How often should you get tested for STIs? Well, like so much when it comes to sex, it depends.

Getting tested for STIs is part of what goes along with having sex with other people. Yes, it’s an extra appointment to add into your life, but it’s important to keep you and your partner(s) healthy. Since many STIs have no symptoms, getting tested is the only way to make sure you don’t have one of the over 30 infections that can be spread through sex. But how often should you get tested for STIs?

Well, like so much when it comes to sex, it depends.

First, a note that we’re using the term “STI” (sexually transmissible infection) instead of “STD” (sexually transmitted disease) — which is a bit outdated these days as a term — but they are basically interchangeable. So if you’re looking for how often to get tested for STDs, you’re in the right place.

When deciding how often to get tested for STIs, consider factors like how many sexual partners you have, how often you have new partners, how often you have sex, which type of sex you have (vaginal, oral, anal). and what type of protection you use and how often you use it. Factors like these help determine your level of risk for getting an STI.


The table below gives some general guidelines for different activities:

  1. Masturbation without any contact with another person’s body or any toys that have been in contact with another person’s body
    Risk Level - No risk
    Testing Recommendation - Depends on other activities
  2. Any kind of sex while using a barrier like a condom
    Risk Level - Low risk
    Testing Recommendation - Once a year
  3. Any kind of sex without using a barrier with a monogamous partner who is also getting regularly tested
    Risk Level - Low risk
    Testing Recommendation - Once a year
  4. Oral sex without a barrier with a partner for whom you don’t know the STI status
    Risk Level - Medium Risk
    Testing Recommendation - Every six months
  5. Masturbation with a hand or toy that is not covered by a barrier or has not been cleaned after touching someone else’s body or fluids
    Risk Level - Medium Risk
    Testing Recommendation - Every six months
  6. Vaginal and/or anal sex without a barrier with a partner for whom you don’t know the STI status
    Risk Level - High Risk
    Testing Recommendation - Every three months
  7. Being pregnant
    Risk Level - Does not increase or decrease your risk of getting STIs
    Testing Recommendation - Right when you find out you’re pregnant and then throughout pregnancy if you have other risk factors
  8. Being a man who has sex with men
    Risk Level - Depends entirely on your personal sexual activities, but statistically men who have sex with men are at high risk for STIs, including those living with HIV
    Testing Recommendation - Every three months
  9. Already having an STI
    Risk Level - Higher risk for getting HIV
    Testing Recommendation - Get treatment for the current STI
  10. Being HIV-positive
    Risk Level - Depends entirely on your personal sexual activities, but
    statistically having HIV leaves you at higher risk for getting an STI

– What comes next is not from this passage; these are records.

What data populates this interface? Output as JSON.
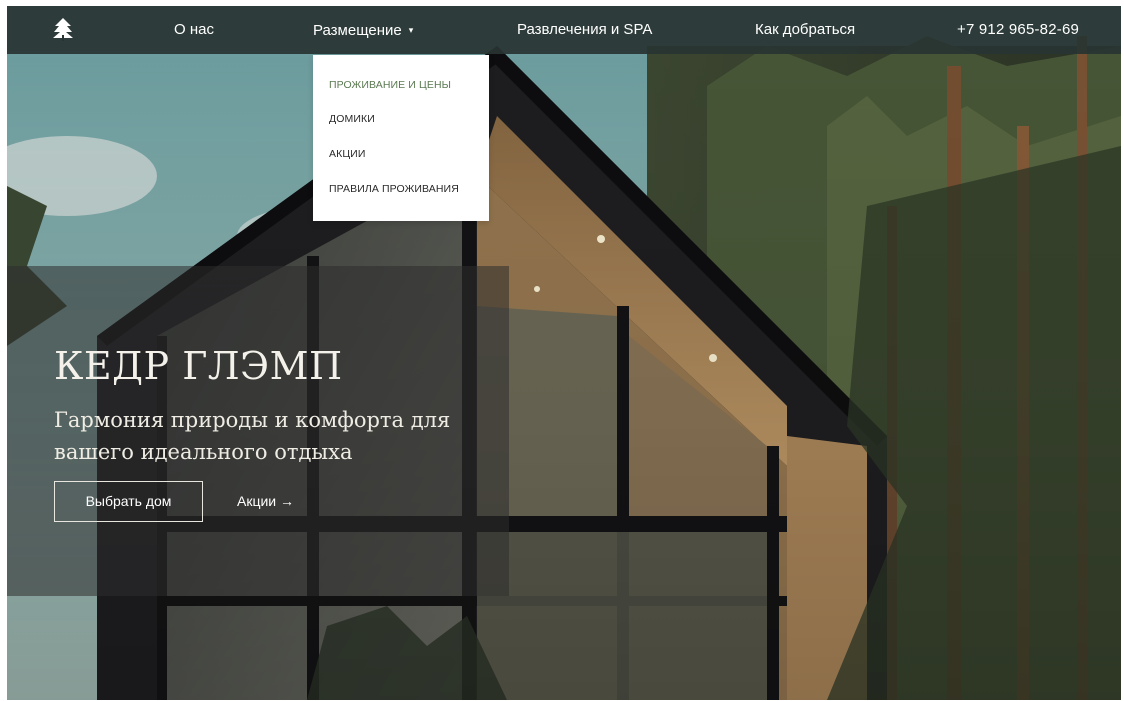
{
  "navbar": {
    "logo_icon": "pine-tree-icon",
    "items": [
      {
        "label": "О нас"
      },
      {
        "label": "Размещение",
        "caret": "▾"
      },
      {
        "label": "Развлечения и SPA"
      },
      {
        "label": "Как добраться"
      }
    ],
    "phone": "+7 912 965-82-69"
  },
  "dropdown": {
    "items": [
      {
        "label": "ПРОЖИВАНИЕ И ЦЕНЫ",
        "active": true
      },
      {
        "label": "ДОМИКИ"
      },
      {
        "label": "АКЦИИ"
      },
      {
        "label": "ПРАВИЛА ПРОЖИВАНИЯ"
      }
    ]
  },
  "hero": {
    "title": "КЕДР ГЛЭМП",
    "subtitle": "Гармония природы и комфорта для вашего идеального отдыха",
    "primary_button": "Выбрать дом",
    "secondary_link": "Акции →"
  },
  "colors": {
    "navbar_bg": "#283432",
    "accent_green": "#5b7a52",
    "text_light": "#ffffff"
  }
}
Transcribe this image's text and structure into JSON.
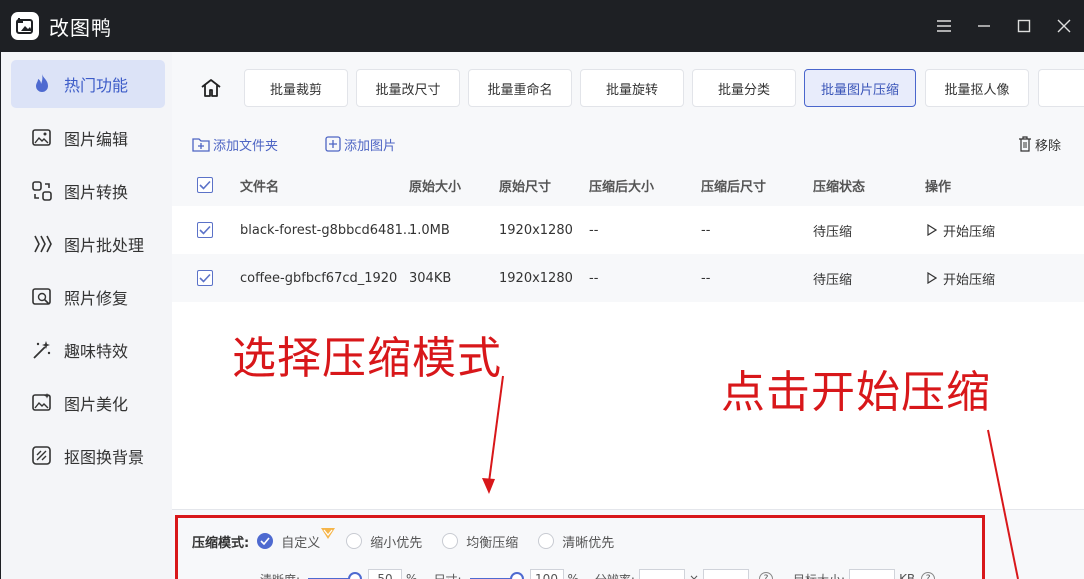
{
  "app": {
    "title": "改图鸭"
  },
  "sidebar": {
    "items": [
      {
        "label": "热门功能",
        "icon": "flame-icon",
        "active": true
      },
      {
        "label": "图片编辑",
        "icon": "image-edit-icon"
      },
      {
        "label": "图片转换",
        "icon": "image-convert-icon"
      },
      {
        "label": "图片批处理",
        "icon": "batch-process-icon"
      },
      {
        "label": "照片修复",
        "icon": "photo-repair-icon"
      },
      {
        "label": "趣味特效",
        "icon": "magic-wand-icon"
      },
      {
        "label": "图片美化",
        "icon": "image-beautify-icon"
      },
      {
        "label": "抠图换背景",
        "icon": "cutout-icon"
      }
    ]
  },
  "tabs": [
    {
      "label": "批量裁剪"
    },
    {
      "label": "批量改尺寸"
    },
    {
      "label": "批量重命名"
    },
    {
      "label": "批量旋转"
    },
    {
      "label": "批量分类"
    },
    {
      "label": "批量图片压缩",
      "active": true
    },
    {
      "label": "批量抠人像"
    }
  ],
  "toolbar": {
    "add_folder": "添加文件夹",
    "add_image": "添加图片",
    "remove": "移除"
  },
  "table": {
    "headers": [
      "文件名",
      "原始大小",
      "原始尺寸",
      "压缩后大小",
      "压缩后尺寸",
      "压缩状态",
      "操作"
    ],
    "rows": [
      {
        "name": "black-forest-g8bbcd6481...",
        "size": "1.0MB",
        "dims": "1920x1280",
        "new_size": "--",
        "new_dims": "--",
        "status": "待压缩",
        "action": "开始压缩"
      },
      {
        "name": "coffee-gbfbcf67cd_1920",
        "size": "304KB",
        "dims": "1920x1280",
        "new_size": "--",
        "new_dims": "--",
        "status": "待压缩",
        "action": "开始压缩"
      }
    ]
  },
  "annotations": {
    "left": "选择压缩模式",
    "right": "点击开始压缩"
  },
  "compress": {
    "mode_label": "压缩模式:",
    "options": [
      {
        "label": "自定义",
        "selected": true
      },
      {
        "label": "缩小优先"
      },
      {
        "label": "均衡压缩"
      },
      {
        "label": "清晰优先"
      }
    ],
    "clarity_label": "清晰度:",
    "clarity_value": "50",
    "clarity_unit": "%",
    "size_label": "尺寸:",
    "size_value": "100",
    "size_unit": "%",
    "resolution_label": "分辨率:",
    "target_label": "目标大小:",
    "target_unit": "KB"
  },
  "colors": {
    "accent": "#4e6ad0",
    "annotation_red": "#d8171a",
    "titlebar": "#1e2024"
  }
}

    Testing Recommendation - At least once a year

Basically, the higher your risk, the more often you should get tested for STIs.

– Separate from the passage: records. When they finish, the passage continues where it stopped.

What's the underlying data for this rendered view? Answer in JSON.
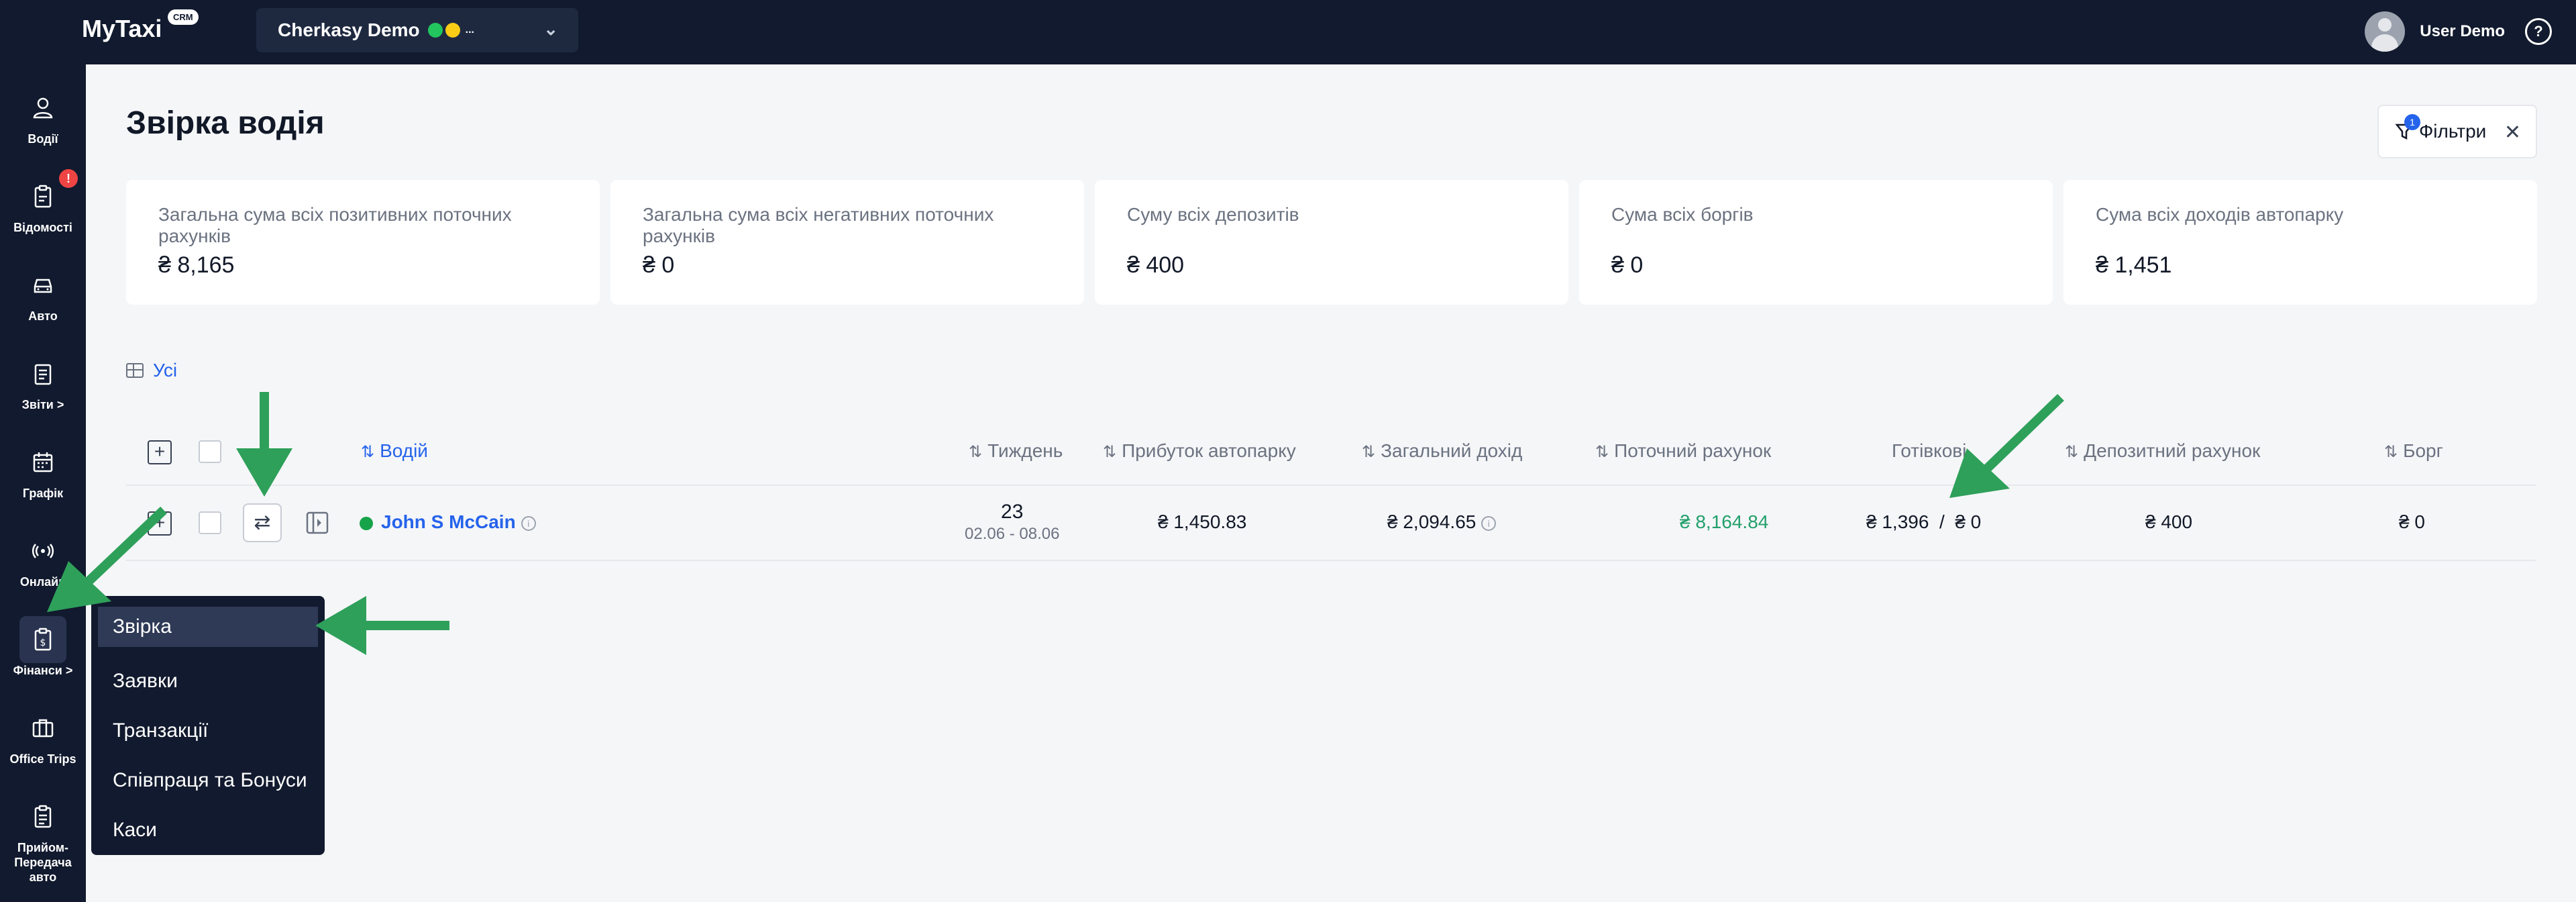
{
  "topbar": {
    "logo": "MyTaxi",
    "logo_badge": "CRM",
    "company": "Cherkasy Demo",
    "company_more": "...",
    "user_name": "User Demo",
    "help": "?"
  },
  "sidebar": {
    "items": [
      {
        "label": "Водії",
        "icon": "user-icon"
      },
      {
        "label": "Відомості",
        "icon": "clipboard-icon",
        "badge": "!"
      },
      {
        "label": "Авто",
        "icon": "car-icon"
      },
      {
        "label": "Звіти >",
        "icon": "report-icon"
      },
      {
        "label": "Графік",
        "icon": "calendar-icon"
      },
      {
        "label": "Онлайн",
        "icon": "broadcast-icon"
      },
      {
        "label": "Фінанси >",
        "icon": "finance-icon"
      },
      {
        "label": "Office Trips",
        "icon": "briefcase-icon"
      },
      {
        "label": "Прийом-Передача авто",
        "icon": "clipboard-list-icon"
      }
    ]
  },
  "page": {
    "title": "Звірка водія",
    "filter_label": "Фільтри",
    "filter_count": "1"
  },
  "summary": [
    {
      "label": "Загальна сума всіх позитивних поточних рахунків",
      "value": "₴ 8,165"
    },
    {
      "label": "Загальна сума всіх негативних поточних рахунків",
      "value": "₴ 0"
    },
    {
      "label": "Суму всіх депозитів",
      "value": "₴ 400"
    },
    {
      "label": "Сума всіх боргів",
      "value": "₴ 0"
    },
    {
      "label": "Сума всіх доходів автопарку",
      "value": "₴ 1,451"
    }
  ],
  "view": {
    "label": "Усі"
  },
  "table": {
    "columns": {
      "driver": "Водій",
      "week": "Тиждень",
      "fleet_profit": "Прибуток автопарку",
      "total_income": "Загальний дохід",
      "current_account": "Поточний рахунок",
      "cash": "Готівкові",
      "deposit": "Депозитний рахунок",
      "debt": "Борг"
    },
    "rows": [
      {
        "driver": "John S McCain",
        "week_num": "23",
        "week_range": "02.06 - 08.06",
        "fleet_profit": "₴ 1,450.83",
        "total_income": "₴ 2,094.65",
        "current_account": "₴ 8,164.84",
        "cash": "₴ 1,396  /  ₴ 0",
        "deposit": "₴ 400",
        "debt": "₴ 0"
      }
    ]
  },
  "finance_menu": {
    "items": [
      "Звірка",
      "Заявки",
      "Транзакції",
      "Співпраця та Бонуси",
      "Каси"
    ]
  },
  "colors": {
    "navy": "#111a2e",
    "accent": "#2563eb",
    "positive": "#22a06b",
    "arrow": "#2ea05a"
  }
}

Lots of folks choose only to go when they have a new partner. The idea is that you can both get tested (even go together) when you start sleeping together and if you’re monogamous then you wouldn’t have to go often for testing because you know you’re not passing anything between you. Ultimately this strategy depends on whether or not one or both of you has other sexual partners. That said, it is recommended to continue getting tested just in case your partner isn’t being monogamous, even if that’s your agreement.

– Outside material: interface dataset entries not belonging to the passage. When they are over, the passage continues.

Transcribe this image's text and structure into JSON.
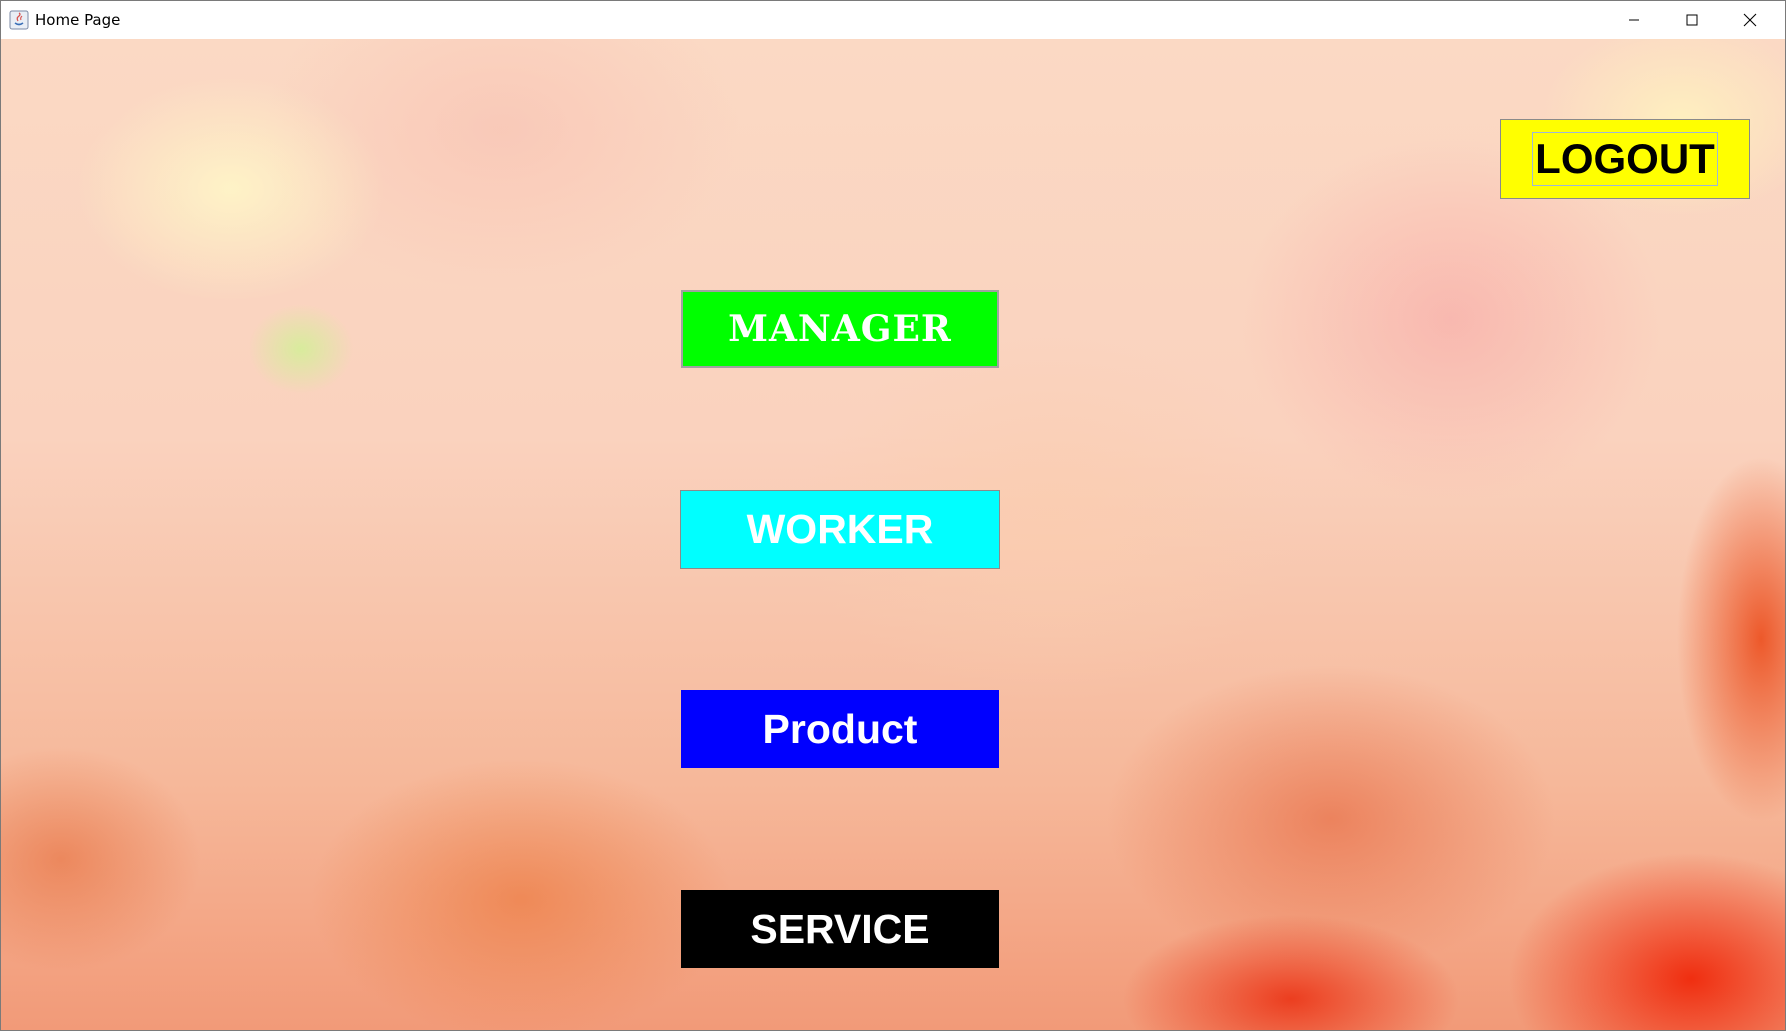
{
  "window": {
    "title": "Home Page"
  },
  "buttons": {
    "logout": "LOGOUT",
    "manager": "MANAGER",
    "worker": "WORKER",
    "product": "Product",
    "service": "SERVICE"
  },
  "colors": {
    "manager": "#00ff00",
    "worker": "#00ffff",
    "product": "#0000ff",
    "service": "#000000",
    "logout": "#ffff00"
  },
  "icons": {
    "app": "java-app-icon",
    "minimize": "minimize-icon",
    "maximize": "maximize-icon",
    "close": "close-icon"
  }
}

Now this is all just for your regular screening. If you have unprotected sex with someone who has an STI or if you develop a symptom like a burning sensation when you pee, don’t wait for your annual appointment!

If you are concerned you may have been exposed to HIV, you can get a treatment called Post-Exposure Prophylaxis (PEP) which will dramatically reduce your chances of getting infected with HIV if you take it within 72 hours. Since it’s time-sensitive you should get to a clinic as soon as possible after exposure.

However, you may need to wait long enough after exposure for the new infection to show up on a test. So, say you had sex last night with someone you don’t know without a condom and you want to get to tested. Do not go right away to get tested the next day because if you did get an STI last night, it won’t show up on a test yet. Here’s how long you have to wait after the moment the STI entered your body to get an accurate test:

To be as accurate as possible, repeat any early testing you do three months later.

If you have symptoms of an STI, you do not need to wait to go to a clinic. ‍

In many cases a clinic can treat you for an assumed positive before your test results even come back to give you relief. Some will even treat you for a known exposure (meaning someone you had sex with without a barrier tested positive for an STI) even if you don’t have any symptoms.

Most STIs are easily treatable, but they can lead to serious health issues if left undiagnosed and untreated, so however often you go, make sure to keep up with it. Bottom line? Anyone who is sexually active should go at least once every year.